Above is a plot from that article. I cannot be sure what version of Antscope was used to create the graph, but it was no later than v4.2.57, as one of the ‘improvements’ of v4.2.62 and v4.2.63 was to reduce zooming of the Z scales to a maximum of 600Ω. Continue reading Rigexpert’s Antscope takes a step backwards
(N6PAA nd) describes several small transmitting loops (STL) and gives some meaningful performance measurements. It is rare to see such measurements and he is to be congratulated.
This review focusses on his 40m STL.
The loop is a circle of perimeter 3.83m which at 7.1MHz is 0.091λ which is at the top end of the strictest criteria for an STL, the common formula for radiation resistance Rr of a STL fail for perimeter above about 0.1λ (see Accuracy of estimation of radiation resistance of small transmitting loops). It appears from his pics that the bottom of the loop is about 1.5m above real ground, so we expect a significant ground loss resistance component in Rtotal.
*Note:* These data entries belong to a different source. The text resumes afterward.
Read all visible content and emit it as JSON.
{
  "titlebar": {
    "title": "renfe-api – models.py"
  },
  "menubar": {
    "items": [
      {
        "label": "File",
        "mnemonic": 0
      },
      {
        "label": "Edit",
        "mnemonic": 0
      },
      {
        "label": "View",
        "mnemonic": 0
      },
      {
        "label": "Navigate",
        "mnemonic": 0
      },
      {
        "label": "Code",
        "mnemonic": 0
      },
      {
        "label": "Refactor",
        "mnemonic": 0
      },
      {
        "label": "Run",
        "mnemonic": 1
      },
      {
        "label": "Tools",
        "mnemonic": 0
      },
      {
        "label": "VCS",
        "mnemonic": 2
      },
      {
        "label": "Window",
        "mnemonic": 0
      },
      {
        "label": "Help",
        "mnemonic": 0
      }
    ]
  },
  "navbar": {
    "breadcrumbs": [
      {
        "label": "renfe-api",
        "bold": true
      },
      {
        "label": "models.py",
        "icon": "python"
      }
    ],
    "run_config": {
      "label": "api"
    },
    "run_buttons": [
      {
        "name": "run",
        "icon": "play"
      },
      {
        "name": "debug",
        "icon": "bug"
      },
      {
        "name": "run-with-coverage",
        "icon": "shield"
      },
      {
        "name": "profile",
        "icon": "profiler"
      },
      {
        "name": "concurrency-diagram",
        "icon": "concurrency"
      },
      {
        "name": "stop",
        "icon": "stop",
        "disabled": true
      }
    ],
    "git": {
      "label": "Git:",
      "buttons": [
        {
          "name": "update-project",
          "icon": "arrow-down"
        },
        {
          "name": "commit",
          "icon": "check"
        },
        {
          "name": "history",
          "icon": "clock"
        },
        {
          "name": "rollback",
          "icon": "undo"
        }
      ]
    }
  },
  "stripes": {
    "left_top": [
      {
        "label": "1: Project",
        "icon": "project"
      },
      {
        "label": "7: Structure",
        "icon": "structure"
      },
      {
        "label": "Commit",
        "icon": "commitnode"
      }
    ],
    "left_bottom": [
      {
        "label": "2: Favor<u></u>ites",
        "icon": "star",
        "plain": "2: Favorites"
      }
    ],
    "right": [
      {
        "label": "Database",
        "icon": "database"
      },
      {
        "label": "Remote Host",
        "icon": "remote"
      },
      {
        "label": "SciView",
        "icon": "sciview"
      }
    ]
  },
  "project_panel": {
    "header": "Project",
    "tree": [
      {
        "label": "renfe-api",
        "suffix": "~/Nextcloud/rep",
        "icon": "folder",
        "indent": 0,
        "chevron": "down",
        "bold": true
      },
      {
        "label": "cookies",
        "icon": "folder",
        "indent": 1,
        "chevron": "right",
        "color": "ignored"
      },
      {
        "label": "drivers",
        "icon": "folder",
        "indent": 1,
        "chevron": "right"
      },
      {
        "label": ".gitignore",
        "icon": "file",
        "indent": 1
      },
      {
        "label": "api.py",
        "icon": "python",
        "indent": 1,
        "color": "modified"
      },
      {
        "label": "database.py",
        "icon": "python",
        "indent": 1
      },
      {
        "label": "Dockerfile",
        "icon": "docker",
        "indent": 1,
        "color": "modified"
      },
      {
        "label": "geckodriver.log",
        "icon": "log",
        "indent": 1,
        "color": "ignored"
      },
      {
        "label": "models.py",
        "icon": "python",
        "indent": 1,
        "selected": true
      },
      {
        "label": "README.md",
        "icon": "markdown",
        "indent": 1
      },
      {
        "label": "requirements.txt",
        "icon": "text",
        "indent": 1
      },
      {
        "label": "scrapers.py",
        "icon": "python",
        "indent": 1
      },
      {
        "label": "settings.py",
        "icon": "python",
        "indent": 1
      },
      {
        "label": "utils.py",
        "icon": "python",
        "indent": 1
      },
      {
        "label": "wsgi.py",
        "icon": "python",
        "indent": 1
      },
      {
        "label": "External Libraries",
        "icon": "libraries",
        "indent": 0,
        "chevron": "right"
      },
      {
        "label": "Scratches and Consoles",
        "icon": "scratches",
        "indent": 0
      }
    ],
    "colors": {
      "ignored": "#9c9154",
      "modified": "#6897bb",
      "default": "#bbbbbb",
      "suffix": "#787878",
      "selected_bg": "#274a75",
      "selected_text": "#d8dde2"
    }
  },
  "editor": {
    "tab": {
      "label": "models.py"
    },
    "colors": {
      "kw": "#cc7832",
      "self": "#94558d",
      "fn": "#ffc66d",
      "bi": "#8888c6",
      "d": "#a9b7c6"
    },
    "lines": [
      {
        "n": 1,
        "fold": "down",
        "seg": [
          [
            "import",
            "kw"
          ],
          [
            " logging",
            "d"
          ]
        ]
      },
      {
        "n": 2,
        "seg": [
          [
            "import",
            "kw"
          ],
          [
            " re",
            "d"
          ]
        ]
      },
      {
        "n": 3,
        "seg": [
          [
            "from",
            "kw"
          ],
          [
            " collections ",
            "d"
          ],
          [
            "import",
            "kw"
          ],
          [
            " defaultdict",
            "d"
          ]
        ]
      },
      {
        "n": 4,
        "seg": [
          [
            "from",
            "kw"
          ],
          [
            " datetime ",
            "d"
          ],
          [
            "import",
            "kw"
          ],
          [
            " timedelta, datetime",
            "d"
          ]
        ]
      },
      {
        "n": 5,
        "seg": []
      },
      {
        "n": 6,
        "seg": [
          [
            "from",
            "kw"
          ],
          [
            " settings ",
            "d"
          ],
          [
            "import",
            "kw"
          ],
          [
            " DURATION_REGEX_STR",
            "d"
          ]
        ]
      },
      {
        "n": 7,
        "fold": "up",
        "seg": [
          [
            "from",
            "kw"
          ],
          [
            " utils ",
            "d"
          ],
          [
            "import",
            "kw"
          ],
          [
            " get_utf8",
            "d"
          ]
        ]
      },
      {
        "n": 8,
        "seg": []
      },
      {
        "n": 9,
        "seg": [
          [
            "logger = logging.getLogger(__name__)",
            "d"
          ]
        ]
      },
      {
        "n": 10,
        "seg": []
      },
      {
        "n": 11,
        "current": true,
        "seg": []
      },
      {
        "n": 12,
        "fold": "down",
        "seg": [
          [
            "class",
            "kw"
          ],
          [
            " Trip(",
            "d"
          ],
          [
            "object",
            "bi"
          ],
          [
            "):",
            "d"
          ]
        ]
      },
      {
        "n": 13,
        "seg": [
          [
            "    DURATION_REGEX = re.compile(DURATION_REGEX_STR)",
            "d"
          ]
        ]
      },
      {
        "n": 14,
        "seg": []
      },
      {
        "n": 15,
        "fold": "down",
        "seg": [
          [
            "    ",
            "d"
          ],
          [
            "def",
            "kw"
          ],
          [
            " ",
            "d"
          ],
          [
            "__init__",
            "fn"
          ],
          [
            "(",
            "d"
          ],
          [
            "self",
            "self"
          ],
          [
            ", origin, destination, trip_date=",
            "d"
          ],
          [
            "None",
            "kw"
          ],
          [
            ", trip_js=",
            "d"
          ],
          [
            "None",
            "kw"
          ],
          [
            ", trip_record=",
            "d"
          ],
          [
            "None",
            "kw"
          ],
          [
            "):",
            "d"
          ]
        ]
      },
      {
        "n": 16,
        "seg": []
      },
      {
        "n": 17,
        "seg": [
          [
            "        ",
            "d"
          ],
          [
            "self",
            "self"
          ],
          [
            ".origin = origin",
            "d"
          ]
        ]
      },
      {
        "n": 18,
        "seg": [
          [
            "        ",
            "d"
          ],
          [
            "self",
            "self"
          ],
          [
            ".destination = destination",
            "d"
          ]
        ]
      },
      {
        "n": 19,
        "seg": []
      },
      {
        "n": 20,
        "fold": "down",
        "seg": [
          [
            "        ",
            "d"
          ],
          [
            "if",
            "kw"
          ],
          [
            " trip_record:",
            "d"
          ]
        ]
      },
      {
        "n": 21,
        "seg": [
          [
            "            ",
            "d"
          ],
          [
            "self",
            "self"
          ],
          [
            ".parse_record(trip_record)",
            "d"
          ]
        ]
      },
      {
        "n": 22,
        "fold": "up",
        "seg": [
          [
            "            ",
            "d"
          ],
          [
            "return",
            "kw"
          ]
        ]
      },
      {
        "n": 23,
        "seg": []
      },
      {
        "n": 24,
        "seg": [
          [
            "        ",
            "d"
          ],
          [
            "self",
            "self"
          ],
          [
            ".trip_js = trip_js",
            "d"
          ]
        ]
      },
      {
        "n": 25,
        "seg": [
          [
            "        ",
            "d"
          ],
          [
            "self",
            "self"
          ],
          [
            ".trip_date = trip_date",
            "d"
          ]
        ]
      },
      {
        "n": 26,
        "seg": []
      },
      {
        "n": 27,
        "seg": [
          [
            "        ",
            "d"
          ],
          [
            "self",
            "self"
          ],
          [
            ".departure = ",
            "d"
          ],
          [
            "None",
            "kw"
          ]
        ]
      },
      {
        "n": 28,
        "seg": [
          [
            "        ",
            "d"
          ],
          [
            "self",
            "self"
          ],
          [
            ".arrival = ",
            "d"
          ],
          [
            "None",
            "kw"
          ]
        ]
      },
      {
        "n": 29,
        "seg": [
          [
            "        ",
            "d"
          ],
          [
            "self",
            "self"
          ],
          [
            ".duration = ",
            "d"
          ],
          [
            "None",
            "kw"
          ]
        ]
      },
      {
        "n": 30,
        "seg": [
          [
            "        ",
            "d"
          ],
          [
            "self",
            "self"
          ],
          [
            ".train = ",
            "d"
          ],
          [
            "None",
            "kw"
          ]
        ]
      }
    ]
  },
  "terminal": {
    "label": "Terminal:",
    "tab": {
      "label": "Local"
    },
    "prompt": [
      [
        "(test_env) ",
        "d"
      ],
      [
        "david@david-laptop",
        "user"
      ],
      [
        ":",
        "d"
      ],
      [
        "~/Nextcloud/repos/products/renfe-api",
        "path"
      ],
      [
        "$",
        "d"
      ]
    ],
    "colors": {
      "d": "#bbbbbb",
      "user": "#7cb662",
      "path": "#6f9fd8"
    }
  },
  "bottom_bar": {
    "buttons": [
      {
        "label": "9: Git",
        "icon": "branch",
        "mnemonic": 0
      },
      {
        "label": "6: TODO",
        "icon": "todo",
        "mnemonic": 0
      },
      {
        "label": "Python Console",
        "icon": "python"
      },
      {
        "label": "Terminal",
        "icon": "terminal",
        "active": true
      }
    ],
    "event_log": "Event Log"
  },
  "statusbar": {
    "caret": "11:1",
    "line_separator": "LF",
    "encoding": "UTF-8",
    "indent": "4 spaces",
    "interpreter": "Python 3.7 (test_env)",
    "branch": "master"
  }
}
N6PAA gives a measured VSWR curve for the matched antenna, and the VSWR=3 bandwidth as scaled from the graph as 20kHz, from which we can calculate the half power bandwidth and eventually, efficiency. There is some suggestion that some measurements were taken indoors, this analysis assumes that the relevant measurements were taken outdoors as pictured. Continue reading Review of N6PAA’s 40m STL
(Roberts 2010) describes several small transmitting loop (STL) and gives some meaningful performance measurements. It is rare to see such measurements and he is to be congratulated.
This review focusses on his 40m STL.
The loop is a circle of perimeter 4.3m which at 7.1MHz is 0.102λ which is at the top end of the strictest criteria for an STL, the common formula for radiation resistance Rr of a STL fail for perimeter above about 0.1λ (see Accuracy of estimation of radiation resistance of small transmitting loops). It appears from his pics that the bottom of the loop is about 2m above real ground, so we expect a significant ground loss resistance component in Rtotal.
Roberts gives the VSWR=2 bandwidth as 5.4kHz, which if we assume that it was adjusted for a perfect match mid band, we can calculate the half power bandwidth and eventually, efficiency. Continue reading Review of KK5JY’s 40m STL